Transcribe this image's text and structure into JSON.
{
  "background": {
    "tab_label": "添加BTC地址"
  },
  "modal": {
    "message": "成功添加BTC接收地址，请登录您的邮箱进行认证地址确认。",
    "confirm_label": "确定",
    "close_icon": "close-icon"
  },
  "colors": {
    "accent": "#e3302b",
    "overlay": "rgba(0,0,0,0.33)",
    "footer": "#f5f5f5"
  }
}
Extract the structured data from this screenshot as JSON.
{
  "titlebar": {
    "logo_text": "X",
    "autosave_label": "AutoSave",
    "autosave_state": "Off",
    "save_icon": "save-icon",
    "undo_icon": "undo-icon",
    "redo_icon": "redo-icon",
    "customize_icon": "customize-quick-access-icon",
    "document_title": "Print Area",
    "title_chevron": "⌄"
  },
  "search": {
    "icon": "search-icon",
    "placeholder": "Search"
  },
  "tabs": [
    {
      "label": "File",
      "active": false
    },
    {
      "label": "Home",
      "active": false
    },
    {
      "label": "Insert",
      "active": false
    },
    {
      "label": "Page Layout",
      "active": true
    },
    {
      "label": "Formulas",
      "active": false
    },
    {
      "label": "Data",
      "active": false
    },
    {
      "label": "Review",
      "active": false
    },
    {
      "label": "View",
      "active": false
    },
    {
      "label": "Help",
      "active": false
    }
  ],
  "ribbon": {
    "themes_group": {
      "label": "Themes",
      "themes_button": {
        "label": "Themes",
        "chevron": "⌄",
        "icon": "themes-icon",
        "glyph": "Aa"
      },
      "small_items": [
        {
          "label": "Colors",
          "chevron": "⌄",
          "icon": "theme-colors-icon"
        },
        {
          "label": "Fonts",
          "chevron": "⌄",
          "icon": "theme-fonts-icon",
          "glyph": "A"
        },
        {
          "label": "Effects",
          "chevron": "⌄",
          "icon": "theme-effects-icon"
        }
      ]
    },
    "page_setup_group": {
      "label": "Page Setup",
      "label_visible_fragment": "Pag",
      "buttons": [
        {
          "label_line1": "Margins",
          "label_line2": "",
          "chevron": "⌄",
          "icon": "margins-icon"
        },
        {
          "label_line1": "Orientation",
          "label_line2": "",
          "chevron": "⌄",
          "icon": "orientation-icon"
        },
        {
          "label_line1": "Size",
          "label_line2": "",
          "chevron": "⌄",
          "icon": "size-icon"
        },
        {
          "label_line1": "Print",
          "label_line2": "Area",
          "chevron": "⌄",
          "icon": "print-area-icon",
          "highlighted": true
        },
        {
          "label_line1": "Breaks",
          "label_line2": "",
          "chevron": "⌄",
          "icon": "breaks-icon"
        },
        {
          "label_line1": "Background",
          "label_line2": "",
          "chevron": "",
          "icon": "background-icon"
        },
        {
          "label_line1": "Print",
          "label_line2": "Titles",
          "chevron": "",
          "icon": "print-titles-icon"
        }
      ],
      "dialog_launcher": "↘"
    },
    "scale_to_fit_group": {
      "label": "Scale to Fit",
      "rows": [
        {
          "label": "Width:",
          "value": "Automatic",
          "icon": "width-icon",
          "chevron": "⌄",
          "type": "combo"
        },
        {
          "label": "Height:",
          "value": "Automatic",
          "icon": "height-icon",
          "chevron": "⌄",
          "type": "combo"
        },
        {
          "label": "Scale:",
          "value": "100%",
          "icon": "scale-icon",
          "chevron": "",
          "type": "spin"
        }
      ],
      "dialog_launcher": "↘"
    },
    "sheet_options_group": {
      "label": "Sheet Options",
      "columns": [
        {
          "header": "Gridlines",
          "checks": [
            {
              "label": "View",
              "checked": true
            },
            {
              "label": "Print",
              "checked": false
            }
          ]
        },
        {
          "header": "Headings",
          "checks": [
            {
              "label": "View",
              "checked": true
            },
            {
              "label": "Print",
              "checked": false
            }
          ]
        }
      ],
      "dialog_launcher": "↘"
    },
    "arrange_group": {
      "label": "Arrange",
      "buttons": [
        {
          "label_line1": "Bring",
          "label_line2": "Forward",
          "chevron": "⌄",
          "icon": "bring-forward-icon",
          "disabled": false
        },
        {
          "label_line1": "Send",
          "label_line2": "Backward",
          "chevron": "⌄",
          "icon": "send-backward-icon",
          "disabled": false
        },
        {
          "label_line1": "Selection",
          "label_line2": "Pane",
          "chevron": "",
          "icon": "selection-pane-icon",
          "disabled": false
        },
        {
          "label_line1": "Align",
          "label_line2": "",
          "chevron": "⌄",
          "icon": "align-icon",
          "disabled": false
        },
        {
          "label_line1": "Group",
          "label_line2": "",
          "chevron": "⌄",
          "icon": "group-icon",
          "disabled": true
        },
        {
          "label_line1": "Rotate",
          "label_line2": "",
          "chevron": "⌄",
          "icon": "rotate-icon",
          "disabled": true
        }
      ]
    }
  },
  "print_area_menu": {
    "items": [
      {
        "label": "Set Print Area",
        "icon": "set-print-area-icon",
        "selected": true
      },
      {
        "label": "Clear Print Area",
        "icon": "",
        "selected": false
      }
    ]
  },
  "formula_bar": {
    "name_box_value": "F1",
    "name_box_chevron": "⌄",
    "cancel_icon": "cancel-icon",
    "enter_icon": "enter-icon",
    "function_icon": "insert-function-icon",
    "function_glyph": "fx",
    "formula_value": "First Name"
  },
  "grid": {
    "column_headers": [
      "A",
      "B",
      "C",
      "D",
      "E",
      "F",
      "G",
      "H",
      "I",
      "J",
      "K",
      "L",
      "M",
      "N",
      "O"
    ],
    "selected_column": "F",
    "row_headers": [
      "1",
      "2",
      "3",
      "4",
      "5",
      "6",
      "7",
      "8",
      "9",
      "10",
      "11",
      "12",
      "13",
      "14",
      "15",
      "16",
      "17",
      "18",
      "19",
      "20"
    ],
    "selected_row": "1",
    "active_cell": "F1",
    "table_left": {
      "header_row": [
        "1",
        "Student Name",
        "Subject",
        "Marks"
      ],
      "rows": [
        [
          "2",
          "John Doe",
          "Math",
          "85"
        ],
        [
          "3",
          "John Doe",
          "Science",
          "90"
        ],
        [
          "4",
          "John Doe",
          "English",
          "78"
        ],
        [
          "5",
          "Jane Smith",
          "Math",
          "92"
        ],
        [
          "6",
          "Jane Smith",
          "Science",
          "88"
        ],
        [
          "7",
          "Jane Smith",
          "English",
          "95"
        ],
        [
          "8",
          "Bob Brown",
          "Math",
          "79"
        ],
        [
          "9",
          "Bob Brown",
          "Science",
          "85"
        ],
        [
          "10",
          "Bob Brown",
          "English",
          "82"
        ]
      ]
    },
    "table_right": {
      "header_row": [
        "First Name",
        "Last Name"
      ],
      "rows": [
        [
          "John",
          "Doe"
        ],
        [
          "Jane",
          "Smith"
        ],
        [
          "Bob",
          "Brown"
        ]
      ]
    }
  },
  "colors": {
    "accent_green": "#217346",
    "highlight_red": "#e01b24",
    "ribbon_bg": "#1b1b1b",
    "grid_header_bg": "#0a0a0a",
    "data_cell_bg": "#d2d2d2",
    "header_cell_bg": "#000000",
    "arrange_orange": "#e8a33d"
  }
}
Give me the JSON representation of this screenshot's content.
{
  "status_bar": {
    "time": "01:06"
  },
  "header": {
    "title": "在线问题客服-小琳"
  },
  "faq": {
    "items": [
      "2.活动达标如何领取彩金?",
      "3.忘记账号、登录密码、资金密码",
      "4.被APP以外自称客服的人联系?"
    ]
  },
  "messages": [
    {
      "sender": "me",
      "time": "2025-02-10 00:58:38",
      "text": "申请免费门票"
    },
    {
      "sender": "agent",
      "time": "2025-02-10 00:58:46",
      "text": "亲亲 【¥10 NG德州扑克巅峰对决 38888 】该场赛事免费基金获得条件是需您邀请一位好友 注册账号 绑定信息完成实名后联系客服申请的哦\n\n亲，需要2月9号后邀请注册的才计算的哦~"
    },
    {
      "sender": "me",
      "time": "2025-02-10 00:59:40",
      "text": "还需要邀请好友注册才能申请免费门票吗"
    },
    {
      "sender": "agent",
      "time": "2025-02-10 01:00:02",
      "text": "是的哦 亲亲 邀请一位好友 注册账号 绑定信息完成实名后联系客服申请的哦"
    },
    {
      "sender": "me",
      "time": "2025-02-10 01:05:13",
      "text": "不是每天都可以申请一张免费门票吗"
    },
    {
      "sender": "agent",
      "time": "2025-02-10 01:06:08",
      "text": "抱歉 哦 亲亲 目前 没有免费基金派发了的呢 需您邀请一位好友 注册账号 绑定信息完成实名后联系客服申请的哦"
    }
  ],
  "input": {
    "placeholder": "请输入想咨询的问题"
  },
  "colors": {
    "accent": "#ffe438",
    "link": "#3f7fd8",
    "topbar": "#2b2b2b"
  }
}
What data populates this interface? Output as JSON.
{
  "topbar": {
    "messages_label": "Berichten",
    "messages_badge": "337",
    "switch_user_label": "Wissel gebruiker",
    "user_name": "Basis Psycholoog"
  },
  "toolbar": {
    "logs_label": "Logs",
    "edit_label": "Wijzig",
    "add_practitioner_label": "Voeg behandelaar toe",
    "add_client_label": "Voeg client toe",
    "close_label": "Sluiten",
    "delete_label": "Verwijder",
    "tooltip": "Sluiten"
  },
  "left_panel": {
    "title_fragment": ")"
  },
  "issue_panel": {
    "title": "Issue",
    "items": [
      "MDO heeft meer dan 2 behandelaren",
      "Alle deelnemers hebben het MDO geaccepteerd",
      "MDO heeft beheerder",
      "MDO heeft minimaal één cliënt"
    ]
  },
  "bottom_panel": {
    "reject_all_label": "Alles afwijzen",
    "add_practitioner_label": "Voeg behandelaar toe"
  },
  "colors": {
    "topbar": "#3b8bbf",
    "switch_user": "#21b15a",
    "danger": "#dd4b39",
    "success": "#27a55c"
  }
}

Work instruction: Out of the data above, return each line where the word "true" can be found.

Exercise solution:
      "active": true
          "highlighted": true
              "checked": true
              "checked": true
          "disabled": true
          "disabled": true
        "selected": true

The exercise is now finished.